● **Records supplied**
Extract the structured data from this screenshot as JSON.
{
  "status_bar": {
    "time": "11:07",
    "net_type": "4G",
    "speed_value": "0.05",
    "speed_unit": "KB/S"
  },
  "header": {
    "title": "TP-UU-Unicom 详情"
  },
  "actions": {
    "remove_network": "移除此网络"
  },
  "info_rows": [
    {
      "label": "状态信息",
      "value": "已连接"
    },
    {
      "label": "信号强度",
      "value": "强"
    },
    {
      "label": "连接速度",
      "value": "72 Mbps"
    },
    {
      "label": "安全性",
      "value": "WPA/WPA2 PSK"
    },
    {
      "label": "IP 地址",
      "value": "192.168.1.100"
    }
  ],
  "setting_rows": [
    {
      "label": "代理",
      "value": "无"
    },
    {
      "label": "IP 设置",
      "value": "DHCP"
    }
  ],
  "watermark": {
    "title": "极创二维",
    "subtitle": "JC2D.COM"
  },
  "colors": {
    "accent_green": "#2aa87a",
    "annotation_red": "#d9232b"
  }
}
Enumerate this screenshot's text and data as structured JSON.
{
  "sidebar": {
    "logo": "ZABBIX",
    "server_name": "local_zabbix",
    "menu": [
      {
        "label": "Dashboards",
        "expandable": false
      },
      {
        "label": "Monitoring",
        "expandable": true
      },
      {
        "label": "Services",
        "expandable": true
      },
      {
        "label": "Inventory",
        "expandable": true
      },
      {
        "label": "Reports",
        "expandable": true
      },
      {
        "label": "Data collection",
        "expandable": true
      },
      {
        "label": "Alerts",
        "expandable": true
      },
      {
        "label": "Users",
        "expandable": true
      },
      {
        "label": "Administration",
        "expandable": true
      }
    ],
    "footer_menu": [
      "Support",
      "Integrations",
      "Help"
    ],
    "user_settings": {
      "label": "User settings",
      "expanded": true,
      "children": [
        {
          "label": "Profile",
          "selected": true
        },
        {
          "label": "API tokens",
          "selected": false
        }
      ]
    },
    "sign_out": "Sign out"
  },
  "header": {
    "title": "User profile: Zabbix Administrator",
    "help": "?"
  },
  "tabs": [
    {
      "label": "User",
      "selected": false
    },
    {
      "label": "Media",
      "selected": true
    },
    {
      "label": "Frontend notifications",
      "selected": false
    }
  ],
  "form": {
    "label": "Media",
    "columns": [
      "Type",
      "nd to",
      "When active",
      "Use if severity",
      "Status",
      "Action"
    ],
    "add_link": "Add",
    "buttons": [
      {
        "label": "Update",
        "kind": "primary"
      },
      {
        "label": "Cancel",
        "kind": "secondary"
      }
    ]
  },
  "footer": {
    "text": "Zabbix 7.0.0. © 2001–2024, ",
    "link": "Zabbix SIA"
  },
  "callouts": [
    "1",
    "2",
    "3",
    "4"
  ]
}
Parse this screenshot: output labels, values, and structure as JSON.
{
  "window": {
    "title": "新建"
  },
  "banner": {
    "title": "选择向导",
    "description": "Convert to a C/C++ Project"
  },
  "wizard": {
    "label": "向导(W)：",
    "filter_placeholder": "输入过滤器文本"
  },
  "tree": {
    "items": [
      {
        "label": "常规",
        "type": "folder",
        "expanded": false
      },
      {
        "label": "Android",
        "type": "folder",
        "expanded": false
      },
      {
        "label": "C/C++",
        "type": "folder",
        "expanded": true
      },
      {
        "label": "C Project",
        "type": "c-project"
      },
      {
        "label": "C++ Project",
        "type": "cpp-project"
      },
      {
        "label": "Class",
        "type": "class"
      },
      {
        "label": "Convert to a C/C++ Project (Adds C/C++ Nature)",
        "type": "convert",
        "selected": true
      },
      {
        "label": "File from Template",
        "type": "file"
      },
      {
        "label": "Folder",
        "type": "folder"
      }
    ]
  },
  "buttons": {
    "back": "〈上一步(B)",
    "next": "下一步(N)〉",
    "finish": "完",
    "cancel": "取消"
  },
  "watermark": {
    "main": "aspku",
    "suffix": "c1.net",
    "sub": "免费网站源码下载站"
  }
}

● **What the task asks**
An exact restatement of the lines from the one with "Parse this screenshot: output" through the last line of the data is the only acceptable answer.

● **Problem solution**
Parse this screenshot: output labels, values, and structure as JSON.
{
  "window": {
    "title": "新建"
  },
  "banner": {
    "title": "选择向导",
    "description": "Convert to a C/C++ Project"
  },
  "wizard": {
    "label": "向导(W)：",
    "filter_placeholder": "输入过滤器文本"
  },
  "tree": {
    "items": [
      {
        "label": "常规",
        "type": "folder",
        "expanded": false
      },
      {
        "label": "Android",
        "type": "folder",
        "expanded": false
      },
      {
        "label": "C/C++",
        "type": "folder",
        "expanded": true
      },
      {
        "label": "C Project",
        "type": "c-project"
      },
      {
        "label": "C++ Project",
        "type": "cpp-project"
      },
      {
        "label": "Class",
        "type": "class"
      },
      {
        "label": "Convert to a C/C++ Project (Adds C/C++ Nature)",
        "type": "convert",
        "selected": true
      },
      {
        "label": "File from Template",
        "type": "file"
      },
      {
        "label": "Folder",
        "type": "folder"
      }
    ]
  },
  "buttons": {
    "back": "〈上一步(B)",
    "next": "下一步(N)〉",
    "finish": "完",
    "cancel": "取消"
  },
  "watermark": {
    "main": "aspku",
    "suffix": "c1.net",
    "sub": "免费网站源码下载站"
  }
}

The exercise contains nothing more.